• Aim of the exercise
Using the listing, copy each whole line that features "room".
###
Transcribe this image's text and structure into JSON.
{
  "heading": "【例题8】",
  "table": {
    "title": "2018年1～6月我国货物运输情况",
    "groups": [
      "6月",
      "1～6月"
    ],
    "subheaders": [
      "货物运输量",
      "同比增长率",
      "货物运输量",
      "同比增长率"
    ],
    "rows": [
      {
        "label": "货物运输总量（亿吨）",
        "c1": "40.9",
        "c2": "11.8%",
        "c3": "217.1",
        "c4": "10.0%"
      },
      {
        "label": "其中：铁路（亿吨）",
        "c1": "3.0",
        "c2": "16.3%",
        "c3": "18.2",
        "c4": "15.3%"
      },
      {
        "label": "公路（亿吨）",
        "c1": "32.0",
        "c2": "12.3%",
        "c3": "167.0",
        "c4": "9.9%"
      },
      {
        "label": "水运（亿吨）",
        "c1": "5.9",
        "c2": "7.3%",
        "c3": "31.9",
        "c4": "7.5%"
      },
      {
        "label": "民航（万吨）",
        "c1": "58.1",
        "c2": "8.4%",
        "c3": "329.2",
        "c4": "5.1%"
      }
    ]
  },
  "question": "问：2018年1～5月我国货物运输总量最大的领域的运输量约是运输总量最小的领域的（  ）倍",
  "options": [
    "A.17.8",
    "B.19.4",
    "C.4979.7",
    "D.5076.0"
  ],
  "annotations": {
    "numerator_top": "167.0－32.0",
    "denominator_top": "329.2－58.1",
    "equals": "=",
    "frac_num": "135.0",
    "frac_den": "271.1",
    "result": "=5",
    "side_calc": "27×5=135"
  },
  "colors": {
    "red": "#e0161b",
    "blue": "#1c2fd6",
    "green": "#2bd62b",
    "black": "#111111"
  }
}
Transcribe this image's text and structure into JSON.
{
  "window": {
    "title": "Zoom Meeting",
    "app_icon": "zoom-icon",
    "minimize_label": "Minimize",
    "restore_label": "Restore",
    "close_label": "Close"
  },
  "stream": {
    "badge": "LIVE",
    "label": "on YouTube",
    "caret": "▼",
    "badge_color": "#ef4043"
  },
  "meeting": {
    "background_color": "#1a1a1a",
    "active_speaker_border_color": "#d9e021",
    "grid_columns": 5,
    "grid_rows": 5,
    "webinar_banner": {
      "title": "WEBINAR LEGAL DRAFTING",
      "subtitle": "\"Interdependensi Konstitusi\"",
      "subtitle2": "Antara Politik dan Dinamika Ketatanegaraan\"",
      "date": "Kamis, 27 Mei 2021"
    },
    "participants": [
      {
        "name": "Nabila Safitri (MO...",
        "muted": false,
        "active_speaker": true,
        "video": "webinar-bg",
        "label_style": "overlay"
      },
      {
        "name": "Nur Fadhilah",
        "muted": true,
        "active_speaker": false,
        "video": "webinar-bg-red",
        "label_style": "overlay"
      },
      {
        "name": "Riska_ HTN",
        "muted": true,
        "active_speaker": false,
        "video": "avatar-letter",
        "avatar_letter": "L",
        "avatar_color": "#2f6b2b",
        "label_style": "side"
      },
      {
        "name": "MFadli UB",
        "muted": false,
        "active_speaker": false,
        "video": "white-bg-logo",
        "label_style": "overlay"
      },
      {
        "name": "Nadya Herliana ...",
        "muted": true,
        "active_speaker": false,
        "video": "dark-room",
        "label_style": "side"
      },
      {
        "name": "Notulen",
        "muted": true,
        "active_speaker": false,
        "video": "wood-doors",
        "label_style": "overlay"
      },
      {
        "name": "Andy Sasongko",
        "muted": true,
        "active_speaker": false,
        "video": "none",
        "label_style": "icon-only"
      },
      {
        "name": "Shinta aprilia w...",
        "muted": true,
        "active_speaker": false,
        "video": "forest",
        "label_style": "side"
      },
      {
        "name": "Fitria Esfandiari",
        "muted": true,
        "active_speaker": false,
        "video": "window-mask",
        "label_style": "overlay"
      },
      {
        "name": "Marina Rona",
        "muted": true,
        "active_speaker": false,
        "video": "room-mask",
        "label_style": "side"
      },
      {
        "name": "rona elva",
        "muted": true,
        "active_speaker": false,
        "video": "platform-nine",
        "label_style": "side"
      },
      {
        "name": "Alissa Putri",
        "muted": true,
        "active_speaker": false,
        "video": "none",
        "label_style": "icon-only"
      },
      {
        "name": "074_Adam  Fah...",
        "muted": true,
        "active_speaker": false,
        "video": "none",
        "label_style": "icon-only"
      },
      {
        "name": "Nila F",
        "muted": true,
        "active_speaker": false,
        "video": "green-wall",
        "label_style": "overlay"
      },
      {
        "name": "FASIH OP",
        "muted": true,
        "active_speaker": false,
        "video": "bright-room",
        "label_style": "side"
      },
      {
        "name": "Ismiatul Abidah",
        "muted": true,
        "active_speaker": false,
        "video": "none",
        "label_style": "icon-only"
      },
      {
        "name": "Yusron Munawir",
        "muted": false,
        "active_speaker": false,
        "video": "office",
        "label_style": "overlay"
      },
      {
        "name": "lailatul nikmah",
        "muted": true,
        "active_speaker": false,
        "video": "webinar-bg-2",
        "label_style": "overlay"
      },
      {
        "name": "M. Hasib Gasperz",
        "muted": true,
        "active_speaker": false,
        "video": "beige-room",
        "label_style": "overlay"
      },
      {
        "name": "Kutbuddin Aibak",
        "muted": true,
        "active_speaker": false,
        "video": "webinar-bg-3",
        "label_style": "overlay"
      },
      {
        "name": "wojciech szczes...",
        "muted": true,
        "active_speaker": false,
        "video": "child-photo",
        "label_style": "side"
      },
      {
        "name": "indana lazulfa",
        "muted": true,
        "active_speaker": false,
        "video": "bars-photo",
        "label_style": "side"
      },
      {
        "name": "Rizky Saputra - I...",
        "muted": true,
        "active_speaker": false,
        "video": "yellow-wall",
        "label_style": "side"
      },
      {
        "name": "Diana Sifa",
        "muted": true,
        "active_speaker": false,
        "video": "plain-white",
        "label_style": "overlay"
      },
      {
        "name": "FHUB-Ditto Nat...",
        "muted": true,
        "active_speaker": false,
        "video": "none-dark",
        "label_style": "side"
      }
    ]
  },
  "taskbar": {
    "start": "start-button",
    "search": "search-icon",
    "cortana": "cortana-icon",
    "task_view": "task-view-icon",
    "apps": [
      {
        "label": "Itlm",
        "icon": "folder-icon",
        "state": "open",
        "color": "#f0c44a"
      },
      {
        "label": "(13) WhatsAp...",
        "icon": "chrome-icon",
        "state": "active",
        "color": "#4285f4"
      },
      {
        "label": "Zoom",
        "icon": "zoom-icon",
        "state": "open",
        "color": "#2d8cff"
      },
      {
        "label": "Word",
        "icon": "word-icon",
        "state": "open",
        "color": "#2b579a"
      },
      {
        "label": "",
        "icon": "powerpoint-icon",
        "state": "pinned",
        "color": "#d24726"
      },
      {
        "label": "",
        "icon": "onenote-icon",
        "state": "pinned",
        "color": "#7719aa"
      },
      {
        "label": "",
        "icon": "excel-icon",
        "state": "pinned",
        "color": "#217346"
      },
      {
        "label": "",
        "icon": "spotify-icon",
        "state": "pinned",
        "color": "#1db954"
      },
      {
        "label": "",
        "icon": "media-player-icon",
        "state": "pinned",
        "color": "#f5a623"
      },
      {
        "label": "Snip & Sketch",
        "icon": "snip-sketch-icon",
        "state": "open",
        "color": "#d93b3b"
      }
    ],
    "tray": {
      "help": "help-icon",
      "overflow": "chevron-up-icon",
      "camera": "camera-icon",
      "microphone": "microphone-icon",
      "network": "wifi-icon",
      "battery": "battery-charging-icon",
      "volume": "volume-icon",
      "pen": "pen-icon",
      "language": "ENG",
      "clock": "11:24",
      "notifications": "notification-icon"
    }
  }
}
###
• Your response
        "video": "dark-room",
        "video": "room-mask",
        "video": "bright-room",
        "video": "beige-room",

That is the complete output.